Written by Edwidge Danticat
Illustrated by Leslie Staub
Published by Dial Books (2015)
Copy provided by Hudson Library and Historical Society.
“When Saya’s mother is sent to an immigration detention center, Saya finds comfort in listening to her mother’s warm greeting on their answering machine. To ease the distance between them, Mama begins sending Saya bedtime stories inspired by Haitian folklore on cassette tape…”
Saya’s mother had been arrested and sent to the Sunshine Correctional, a prison for women “without papers.” Mama was working in a restaurant when the “immigration police” arrested her. Because Mama did not have the “right papers” when she came to America, she might be sent back to Haiti and be forever separated with her family.
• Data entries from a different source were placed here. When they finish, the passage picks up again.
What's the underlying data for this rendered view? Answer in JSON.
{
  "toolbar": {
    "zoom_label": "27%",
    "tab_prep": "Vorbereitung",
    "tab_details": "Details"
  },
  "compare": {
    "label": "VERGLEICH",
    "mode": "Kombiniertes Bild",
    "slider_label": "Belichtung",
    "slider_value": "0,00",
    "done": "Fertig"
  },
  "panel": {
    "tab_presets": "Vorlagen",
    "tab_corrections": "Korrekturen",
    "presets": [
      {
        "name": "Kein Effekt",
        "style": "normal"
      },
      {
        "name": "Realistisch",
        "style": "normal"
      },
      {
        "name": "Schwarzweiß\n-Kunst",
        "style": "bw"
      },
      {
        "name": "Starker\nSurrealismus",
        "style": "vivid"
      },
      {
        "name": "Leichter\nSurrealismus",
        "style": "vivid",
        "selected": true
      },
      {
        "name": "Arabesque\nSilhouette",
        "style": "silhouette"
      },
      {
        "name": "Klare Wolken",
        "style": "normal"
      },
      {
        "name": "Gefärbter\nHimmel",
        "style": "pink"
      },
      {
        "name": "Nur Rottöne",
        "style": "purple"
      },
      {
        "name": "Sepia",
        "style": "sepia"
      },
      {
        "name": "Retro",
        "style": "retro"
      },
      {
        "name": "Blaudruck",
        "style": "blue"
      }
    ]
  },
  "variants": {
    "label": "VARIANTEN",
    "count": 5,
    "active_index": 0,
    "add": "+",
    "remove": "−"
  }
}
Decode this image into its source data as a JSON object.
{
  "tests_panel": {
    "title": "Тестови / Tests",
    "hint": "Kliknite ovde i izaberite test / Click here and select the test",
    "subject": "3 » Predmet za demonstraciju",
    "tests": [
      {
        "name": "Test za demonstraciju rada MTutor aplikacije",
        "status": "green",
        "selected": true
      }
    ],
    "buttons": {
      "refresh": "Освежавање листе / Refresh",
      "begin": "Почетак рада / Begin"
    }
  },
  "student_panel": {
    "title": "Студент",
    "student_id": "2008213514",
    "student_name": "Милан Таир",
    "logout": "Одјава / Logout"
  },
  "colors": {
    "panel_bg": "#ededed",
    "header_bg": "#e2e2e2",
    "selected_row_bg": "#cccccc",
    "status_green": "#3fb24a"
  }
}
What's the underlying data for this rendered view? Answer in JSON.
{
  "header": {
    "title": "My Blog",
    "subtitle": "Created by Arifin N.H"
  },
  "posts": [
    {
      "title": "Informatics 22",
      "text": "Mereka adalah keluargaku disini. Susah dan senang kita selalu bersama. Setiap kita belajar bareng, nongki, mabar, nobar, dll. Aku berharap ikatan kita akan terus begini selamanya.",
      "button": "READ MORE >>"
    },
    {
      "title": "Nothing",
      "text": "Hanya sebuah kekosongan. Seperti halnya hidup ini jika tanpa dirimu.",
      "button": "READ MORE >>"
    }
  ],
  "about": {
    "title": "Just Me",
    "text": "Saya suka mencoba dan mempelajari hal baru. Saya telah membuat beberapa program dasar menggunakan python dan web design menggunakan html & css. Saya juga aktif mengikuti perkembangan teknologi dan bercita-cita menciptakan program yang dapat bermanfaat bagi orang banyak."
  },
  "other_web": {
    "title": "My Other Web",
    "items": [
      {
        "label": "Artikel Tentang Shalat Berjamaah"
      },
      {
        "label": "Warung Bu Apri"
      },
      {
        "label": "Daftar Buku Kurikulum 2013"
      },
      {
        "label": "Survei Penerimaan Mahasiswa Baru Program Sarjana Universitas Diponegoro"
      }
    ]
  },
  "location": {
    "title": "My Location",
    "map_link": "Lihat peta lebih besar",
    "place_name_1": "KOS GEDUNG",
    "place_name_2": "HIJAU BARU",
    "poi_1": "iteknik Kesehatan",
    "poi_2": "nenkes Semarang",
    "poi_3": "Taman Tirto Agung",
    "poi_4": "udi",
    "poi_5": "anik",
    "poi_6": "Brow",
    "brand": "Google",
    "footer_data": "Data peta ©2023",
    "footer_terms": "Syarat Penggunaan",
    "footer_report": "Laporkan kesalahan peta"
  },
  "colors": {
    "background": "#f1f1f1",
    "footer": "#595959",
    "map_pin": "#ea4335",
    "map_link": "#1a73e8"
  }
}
To this day, immigration remains a controversial issue in America. Author Edwidge Danticat was born in Haiti and arrived in the U.S. when she was twelve years old. In her Author’s Note, Edwidge wrote that the idea of having the right papers has always fascinated her.
Edwidge Danticat drew inspiration from her own experience of growing up in a family that was separated, in part, by immigration. Leslie Staub’s illustrations were a stark contrast to the issue of parent-child separation being addressed in the book. Nevertheless, the vibrant colors represented the rich and diverse Haitian culture as well as the good ending for Mama and her nightingale.
At bedtime, Mama asks me which of her stories I would most like to hear.
I pick my favorite one: the one about the mommy nightingale who skips over rainbows, trying to get home.
“How does the story end?” I ask Mama, even though I already know the answer.
“A smart and brave little nightingale helps her mommy find the right rainbow trail,” Mama says. “And the mommy follows it home.”